As a surfer and diver I’m pretty much in the ocean daily.
I’ve chased waves all over the world and snorkelled at pristine coral reefs here in Australia and throughout the South Pacific.
I’ve always educated friends and family to do their best when it comes to ocean protection and even volunteered my time to help out the Surfrider Foundation with various ocean conservation campaigns.
It’s fair to say that I care a lot about whether my sun protection is safe for the sea and therefore my salty marine creature companions. It is, after all their real-life aquarium.
Nowadays it’s (alarmingly) well known that coral reefs throughout the world are suffering as a result of global warming – fact. The spike in ocean temperatures has caused significant stress to the marine life that inhabits our seas and caused mass coral bleaching in sensitive areas.
Yes, I’m lucky to have surfed at some the most visually stunning locations on the planet but it’s truly heartbreaking to witness the impacts of global warming firsthand.
On a positive and proactive note, I recently learned of the Hawaii Reef Bill - a commendable initiative that will see Hawaii ban the use of two of the most harmful UV filters that are currently used in the majority of sunscreens.
Studies have shown that both Oxybenzone and Octinoxate have potentially negative impacts on coral reefs, and these are the two main culprits set to be banned from products in the US state from January 2021.

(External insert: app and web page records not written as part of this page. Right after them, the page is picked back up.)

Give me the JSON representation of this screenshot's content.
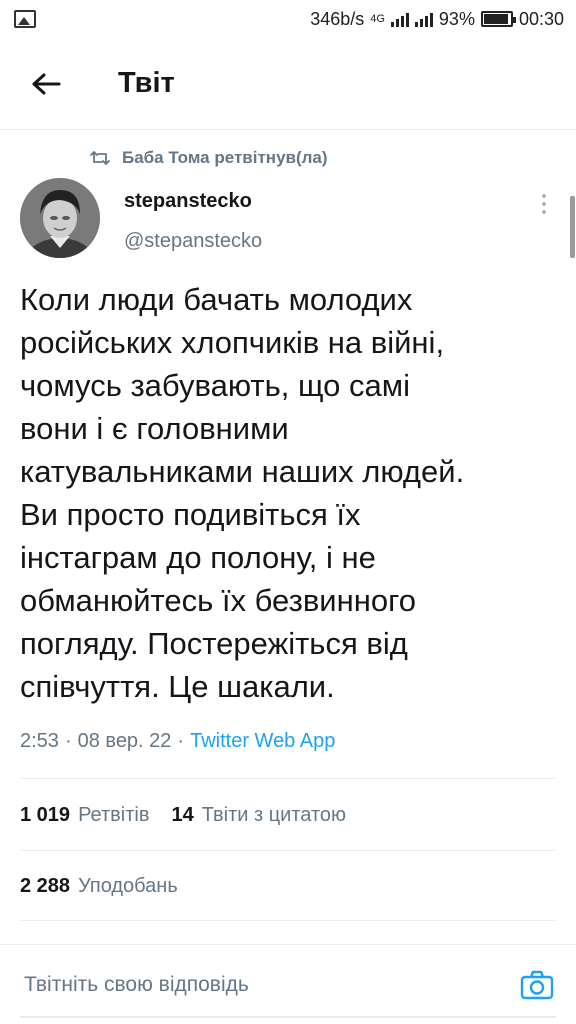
{
  "status_bar": {
    "net_speed": "346b/s",
    "network_label": "4G",
    "battery": "93%",
    "time": "00:30"
  },
  "header": {
    "title": "Твіт"
  },
  "tweet": {
    "retweeted_by": "Баба Тома ретвітнув(ла)",
    "author_name": "stepanstecko",
    "author_handle": "@stepanstecko",
    "text": "Коли люди бачать молодих\nросійських хлопчиків на війні,\nчомусь забувають, що самі\nвони і є головними\nкатувальниками наших людей.\nВи просто подивіться їх\nінстаграм до полону, і не\nобманюйтесь їх безвинного\nпогляду. Постережіться від\nспівчуття. Це шакали.",
    "time": "2:53",
    "date": "08 вер. 22",
    "source": "Twitter Web App",
    "sep": "·"
  },
  "stats": {
    "retweets_count": "1 019",
    "retweets_label": "Ретвітів",
    "quotes_count": "14",
    "quotes_label": "Твіти з цитатою",
    "likes_count": "2 288",
    "likes_label": "Уподобань"
  },
  "reply": {
    "placeholder": "Твітніть свою відповідь"
  },
  "colors": {
    "accent": "#1da1f2",
    "text_primary": "#14171a",
    "text_secondary": "#657786",
    "divider": "#e6ecf0"
  }
}
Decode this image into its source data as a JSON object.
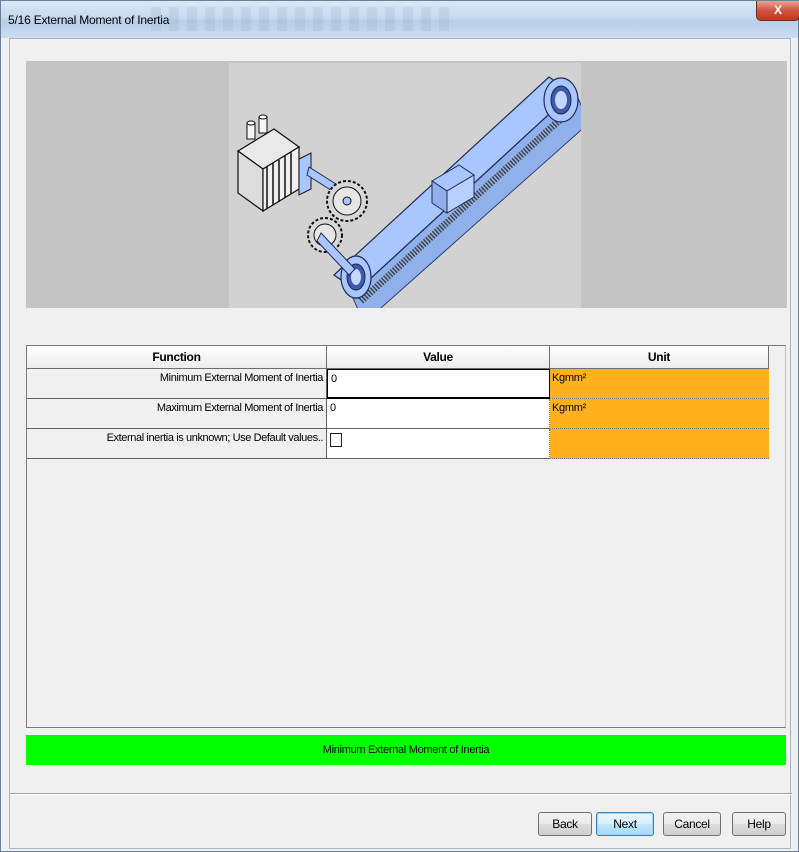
{
  "window": {
    "title": "5/16 External Moment of Inertia",
    "close_label": "X"
  },
  "table": {
    "columns": [
      "Function",
      "Value",
      "Unit"
    ],
    "rows": [
      {
        "function": "Minimum External Moment of Inertia",
        "value": "0",
        "unit": "Kgmm²"
      },
      {
        "function": "Maximum External Moment of Inertia",
        "value": "0",
        "unit": "Kgmm²"
      },
      {
        "function": "External inertia is unknown; Use Default values..",
        "value_checkbox_checked": false,
        "unit": ""
      }
    ]
  },
  "status": {
    "text": "Minimum External Moment of Inertia",
    "color": "#00ff00"
  },
  "buttons": {
    "back": "Back",
    "next": "Next",
    "cancel": "Cancel",
    "help": "Help"
  },
  "colors": {
    "unit_cell": "#ffb21e",
    "belt": "#a9c6ff"
  },
  "icons": {
    "illustration": "motor-gear-belt-drive-illustration"
  }
}
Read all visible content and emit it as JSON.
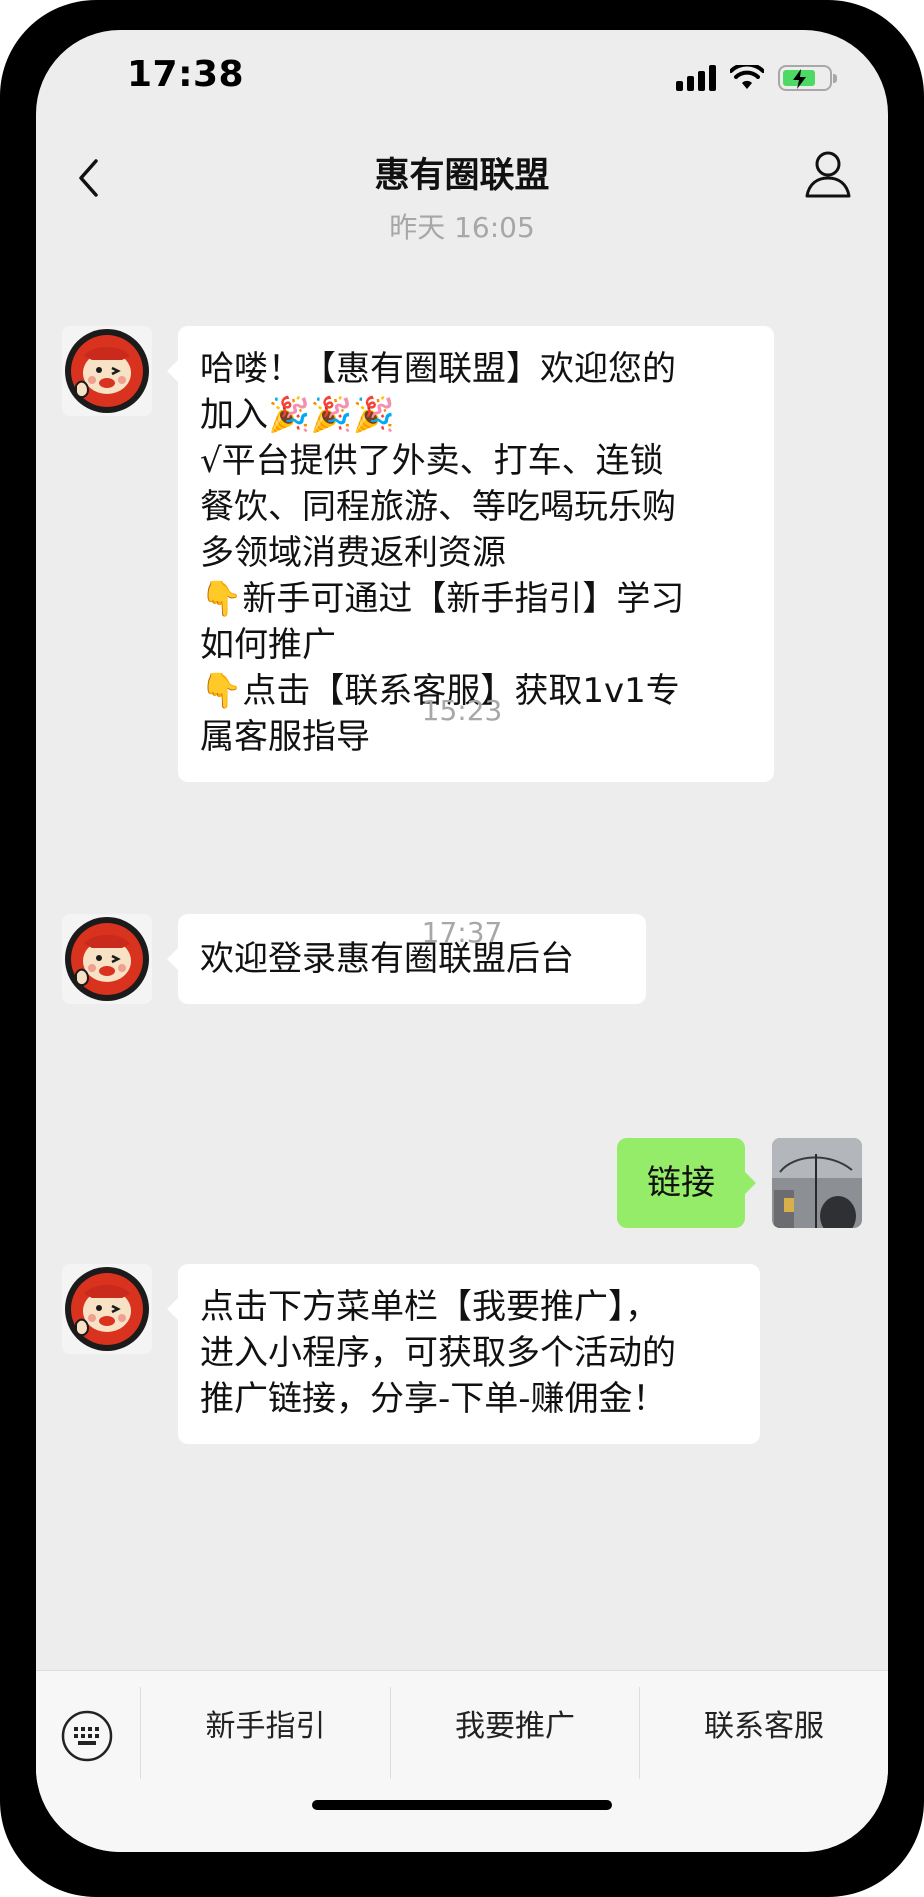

This a huge win for the planet's reef eco-systems and for the marine life that inhabits them - and it's put the world on notice. A recent study found that the worst damage happens in places close to human concentration - although it needs to be noted that there's still more studies to be done.
The message is clear: we need to protect our oceans globally in order for their delicate marine eco-systems to survive and thrive.
As an individual there’s many things you can do to ensure the seas remain healthy and one of the simplest ways to assist is to ensure that your sun protection creams are non-toxic to reefs.